BEGIN
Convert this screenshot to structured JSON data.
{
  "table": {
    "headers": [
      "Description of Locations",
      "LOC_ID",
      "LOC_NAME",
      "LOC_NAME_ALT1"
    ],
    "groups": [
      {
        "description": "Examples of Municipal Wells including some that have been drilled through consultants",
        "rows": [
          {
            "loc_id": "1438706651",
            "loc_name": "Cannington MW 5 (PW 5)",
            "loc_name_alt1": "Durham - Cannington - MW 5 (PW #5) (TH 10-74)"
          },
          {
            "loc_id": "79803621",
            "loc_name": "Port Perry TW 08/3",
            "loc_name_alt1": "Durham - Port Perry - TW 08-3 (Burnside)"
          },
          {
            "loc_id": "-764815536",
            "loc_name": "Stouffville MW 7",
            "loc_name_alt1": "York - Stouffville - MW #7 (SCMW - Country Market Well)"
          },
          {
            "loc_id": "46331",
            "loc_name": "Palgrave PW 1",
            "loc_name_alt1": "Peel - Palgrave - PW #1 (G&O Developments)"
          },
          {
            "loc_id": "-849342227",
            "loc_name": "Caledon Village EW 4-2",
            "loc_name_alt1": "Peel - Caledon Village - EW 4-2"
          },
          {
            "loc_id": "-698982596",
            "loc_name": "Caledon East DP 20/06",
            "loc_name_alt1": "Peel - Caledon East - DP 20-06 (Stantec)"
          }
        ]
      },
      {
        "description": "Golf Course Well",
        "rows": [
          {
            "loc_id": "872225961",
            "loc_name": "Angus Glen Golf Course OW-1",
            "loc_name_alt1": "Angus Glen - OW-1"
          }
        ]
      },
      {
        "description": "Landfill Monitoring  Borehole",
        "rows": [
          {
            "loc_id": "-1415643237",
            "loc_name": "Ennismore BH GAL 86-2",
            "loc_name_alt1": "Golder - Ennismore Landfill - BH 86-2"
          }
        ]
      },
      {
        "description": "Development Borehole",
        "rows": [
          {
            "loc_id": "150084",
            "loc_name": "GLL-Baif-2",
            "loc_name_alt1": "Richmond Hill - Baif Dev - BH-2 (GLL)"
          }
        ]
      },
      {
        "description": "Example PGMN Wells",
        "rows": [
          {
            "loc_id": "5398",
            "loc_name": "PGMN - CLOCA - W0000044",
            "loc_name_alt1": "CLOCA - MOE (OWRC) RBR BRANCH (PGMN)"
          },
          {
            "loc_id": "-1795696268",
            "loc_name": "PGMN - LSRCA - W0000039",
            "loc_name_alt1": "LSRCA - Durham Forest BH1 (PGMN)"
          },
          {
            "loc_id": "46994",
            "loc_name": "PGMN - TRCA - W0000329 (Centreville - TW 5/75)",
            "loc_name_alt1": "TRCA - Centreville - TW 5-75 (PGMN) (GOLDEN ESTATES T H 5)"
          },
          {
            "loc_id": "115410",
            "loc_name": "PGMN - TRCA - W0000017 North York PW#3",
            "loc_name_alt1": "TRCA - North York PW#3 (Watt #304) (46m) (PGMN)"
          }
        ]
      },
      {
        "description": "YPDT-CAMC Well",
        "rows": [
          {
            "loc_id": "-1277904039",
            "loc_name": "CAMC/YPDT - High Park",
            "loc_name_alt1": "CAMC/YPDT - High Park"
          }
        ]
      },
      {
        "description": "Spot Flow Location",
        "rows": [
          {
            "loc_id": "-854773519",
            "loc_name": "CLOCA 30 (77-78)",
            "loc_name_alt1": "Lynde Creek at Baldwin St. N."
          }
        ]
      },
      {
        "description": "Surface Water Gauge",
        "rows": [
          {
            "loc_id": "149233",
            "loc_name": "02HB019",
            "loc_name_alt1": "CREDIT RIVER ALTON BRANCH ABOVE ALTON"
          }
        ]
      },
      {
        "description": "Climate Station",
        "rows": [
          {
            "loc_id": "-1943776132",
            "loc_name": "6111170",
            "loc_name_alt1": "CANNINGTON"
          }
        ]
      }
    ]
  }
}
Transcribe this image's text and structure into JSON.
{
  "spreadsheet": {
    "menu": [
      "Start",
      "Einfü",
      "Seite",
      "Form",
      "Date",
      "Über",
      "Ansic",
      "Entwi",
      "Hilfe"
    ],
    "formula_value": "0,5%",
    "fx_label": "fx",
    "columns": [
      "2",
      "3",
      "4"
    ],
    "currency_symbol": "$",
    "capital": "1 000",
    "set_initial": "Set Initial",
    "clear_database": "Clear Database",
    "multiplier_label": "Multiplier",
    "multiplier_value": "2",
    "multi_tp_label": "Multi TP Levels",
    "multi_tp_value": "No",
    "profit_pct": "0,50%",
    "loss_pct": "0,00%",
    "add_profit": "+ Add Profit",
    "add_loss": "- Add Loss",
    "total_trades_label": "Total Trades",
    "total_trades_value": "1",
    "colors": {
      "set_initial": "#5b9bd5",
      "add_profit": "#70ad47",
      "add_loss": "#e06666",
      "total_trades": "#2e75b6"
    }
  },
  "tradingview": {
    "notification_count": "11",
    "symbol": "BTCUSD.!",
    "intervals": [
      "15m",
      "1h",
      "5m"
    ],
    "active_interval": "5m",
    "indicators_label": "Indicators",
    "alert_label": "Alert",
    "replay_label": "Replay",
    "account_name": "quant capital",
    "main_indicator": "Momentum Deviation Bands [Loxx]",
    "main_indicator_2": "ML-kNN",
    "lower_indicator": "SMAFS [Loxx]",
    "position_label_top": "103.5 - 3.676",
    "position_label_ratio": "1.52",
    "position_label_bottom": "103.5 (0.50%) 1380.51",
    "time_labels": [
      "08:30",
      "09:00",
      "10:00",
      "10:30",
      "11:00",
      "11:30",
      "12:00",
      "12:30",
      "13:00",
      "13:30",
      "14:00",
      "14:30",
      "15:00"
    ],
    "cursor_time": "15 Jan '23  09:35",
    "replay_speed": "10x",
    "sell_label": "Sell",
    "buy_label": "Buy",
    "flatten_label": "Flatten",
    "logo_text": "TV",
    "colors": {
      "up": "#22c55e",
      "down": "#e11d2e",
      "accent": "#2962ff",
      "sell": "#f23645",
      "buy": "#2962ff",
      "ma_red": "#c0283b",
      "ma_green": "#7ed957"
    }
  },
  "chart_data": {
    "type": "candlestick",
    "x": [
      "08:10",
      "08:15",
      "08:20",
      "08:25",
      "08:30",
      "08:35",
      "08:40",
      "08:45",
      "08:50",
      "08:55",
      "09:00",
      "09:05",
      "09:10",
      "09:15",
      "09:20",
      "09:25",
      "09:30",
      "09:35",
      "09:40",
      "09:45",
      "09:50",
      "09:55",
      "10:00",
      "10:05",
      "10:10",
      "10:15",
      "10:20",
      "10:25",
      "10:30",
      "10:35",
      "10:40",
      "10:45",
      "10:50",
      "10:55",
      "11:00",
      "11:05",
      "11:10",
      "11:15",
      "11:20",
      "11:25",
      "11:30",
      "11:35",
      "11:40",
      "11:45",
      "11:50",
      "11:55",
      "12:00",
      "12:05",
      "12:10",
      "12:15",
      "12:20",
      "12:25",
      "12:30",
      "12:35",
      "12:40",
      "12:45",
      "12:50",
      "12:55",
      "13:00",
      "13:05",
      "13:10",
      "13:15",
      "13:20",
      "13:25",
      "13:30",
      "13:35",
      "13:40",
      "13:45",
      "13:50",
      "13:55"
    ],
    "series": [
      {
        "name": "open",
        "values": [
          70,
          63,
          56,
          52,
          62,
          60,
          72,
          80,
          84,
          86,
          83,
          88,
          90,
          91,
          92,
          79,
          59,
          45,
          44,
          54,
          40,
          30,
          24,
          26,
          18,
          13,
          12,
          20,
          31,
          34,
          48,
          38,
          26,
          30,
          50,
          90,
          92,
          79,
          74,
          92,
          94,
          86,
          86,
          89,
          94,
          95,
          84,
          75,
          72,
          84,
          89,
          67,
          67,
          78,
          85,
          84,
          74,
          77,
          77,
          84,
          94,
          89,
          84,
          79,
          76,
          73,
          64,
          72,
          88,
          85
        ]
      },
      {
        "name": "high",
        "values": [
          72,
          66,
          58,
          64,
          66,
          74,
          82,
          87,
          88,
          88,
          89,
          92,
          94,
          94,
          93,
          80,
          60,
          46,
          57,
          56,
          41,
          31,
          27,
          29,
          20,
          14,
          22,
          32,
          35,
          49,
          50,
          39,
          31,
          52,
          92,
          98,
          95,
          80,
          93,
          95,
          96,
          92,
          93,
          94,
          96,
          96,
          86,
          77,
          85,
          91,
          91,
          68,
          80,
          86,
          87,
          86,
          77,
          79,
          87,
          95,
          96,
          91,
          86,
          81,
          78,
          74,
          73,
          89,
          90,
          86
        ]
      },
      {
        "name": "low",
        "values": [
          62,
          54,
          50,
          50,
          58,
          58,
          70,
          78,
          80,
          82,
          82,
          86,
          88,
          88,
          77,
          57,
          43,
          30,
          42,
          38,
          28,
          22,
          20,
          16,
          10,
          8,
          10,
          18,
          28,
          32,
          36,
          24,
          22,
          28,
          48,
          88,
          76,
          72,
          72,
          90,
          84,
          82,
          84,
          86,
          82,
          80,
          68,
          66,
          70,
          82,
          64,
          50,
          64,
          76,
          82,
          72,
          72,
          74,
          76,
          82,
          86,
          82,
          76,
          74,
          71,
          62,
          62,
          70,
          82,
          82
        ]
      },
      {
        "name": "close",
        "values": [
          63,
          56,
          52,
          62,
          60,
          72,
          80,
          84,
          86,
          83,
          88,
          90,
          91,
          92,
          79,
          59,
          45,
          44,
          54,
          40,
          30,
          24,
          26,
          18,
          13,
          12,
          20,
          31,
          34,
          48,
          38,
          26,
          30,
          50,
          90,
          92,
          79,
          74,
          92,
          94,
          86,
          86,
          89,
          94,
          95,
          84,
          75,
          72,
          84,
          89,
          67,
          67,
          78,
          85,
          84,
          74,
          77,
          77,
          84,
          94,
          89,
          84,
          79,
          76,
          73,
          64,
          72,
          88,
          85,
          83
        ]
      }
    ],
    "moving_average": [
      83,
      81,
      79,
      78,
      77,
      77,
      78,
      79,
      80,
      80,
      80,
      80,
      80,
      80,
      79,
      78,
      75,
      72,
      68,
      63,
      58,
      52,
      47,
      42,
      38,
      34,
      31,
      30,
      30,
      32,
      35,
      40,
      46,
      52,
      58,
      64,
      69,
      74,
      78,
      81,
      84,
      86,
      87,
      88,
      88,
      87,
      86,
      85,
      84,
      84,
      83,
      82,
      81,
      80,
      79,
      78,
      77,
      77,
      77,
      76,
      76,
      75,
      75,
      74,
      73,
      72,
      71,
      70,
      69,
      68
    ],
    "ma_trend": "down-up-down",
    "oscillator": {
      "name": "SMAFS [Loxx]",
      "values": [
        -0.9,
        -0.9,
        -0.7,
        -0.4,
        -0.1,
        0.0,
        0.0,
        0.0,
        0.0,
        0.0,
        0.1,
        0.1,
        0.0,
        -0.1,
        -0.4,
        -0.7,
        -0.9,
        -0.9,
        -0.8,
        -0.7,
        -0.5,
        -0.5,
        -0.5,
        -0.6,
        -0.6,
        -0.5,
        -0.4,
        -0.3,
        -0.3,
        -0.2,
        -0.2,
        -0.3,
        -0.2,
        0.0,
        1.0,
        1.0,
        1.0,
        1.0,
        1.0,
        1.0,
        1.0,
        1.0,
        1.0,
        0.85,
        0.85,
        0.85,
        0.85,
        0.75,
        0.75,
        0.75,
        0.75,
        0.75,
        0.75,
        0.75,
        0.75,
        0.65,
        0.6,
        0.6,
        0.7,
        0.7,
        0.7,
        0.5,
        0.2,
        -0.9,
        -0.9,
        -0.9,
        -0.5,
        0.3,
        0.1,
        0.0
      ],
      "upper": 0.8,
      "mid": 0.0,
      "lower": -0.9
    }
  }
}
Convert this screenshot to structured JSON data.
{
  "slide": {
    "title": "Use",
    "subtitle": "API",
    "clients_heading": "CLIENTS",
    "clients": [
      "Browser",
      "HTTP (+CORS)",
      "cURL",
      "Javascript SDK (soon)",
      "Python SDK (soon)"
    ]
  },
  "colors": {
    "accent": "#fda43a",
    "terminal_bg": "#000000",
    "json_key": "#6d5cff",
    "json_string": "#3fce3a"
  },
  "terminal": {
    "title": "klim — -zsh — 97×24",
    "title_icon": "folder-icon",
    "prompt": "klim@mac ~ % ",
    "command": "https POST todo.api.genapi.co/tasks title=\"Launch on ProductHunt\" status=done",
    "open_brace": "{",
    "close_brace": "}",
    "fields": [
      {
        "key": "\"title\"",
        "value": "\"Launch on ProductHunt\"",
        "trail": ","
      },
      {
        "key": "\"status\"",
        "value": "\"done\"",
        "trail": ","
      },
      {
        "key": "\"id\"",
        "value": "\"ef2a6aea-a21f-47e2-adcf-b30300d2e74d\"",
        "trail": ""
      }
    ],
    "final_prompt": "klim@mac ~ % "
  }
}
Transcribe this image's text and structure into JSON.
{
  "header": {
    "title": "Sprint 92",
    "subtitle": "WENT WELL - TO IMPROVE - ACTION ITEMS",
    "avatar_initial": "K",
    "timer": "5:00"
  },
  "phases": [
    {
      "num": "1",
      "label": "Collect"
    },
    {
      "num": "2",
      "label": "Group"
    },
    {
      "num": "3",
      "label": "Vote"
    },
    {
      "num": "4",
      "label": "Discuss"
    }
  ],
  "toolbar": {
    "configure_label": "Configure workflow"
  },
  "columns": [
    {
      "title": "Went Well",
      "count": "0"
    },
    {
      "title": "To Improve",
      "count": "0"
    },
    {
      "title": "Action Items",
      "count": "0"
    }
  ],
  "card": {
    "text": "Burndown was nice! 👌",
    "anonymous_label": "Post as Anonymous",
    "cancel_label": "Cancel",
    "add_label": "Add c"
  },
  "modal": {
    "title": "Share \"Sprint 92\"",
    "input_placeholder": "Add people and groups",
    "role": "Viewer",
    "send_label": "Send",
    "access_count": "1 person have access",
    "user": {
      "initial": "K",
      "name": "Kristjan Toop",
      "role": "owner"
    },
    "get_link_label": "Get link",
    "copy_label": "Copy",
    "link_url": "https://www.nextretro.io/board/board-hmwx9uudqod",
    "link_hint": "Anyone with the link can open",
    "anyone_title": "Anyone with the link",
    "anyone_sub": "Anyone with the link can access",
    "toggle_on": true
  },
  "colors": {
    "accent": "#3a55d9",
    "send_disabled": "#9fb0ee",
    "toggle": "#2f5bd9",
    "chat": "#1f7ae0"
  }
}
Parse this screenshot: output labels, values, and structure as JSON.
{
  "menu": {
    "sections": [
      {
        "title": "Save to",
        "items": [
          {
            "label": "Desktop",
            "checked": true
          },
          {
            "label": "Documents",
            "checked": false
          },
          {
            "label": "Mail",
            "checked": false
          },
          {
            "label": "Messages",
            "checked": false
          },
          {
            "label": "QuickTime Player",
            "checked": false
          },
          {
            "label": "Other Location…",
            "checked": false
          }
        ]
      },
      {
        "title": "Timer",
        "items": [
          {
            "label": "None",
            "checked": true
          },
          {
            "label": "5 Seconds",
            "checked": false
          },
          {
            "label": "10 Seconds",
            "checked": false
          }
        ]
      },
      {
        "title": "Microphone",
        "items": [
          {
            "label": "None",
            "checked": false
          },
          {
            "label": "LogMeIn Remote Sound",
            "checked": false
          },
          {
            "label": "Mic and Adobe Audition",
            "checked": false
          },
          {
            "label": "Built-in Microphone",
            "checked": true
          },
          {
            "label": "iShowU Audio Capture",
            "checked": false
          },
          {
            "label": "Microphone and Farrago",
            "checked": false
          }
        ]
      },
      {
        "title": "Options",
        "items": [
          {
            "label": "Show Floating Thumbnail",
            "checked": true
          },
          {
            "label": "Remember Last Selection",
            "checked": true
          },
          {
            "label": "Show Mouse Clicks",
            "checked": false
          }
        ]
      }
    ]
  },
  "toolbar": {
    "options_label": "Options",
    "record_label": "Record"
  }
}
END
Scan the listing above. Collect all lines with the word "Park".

[Result of this exercise]
            "loc_name": "CAMC/YPDT - High Park",
            "loc_name_alt1": "CAMC/YPDT - High Park"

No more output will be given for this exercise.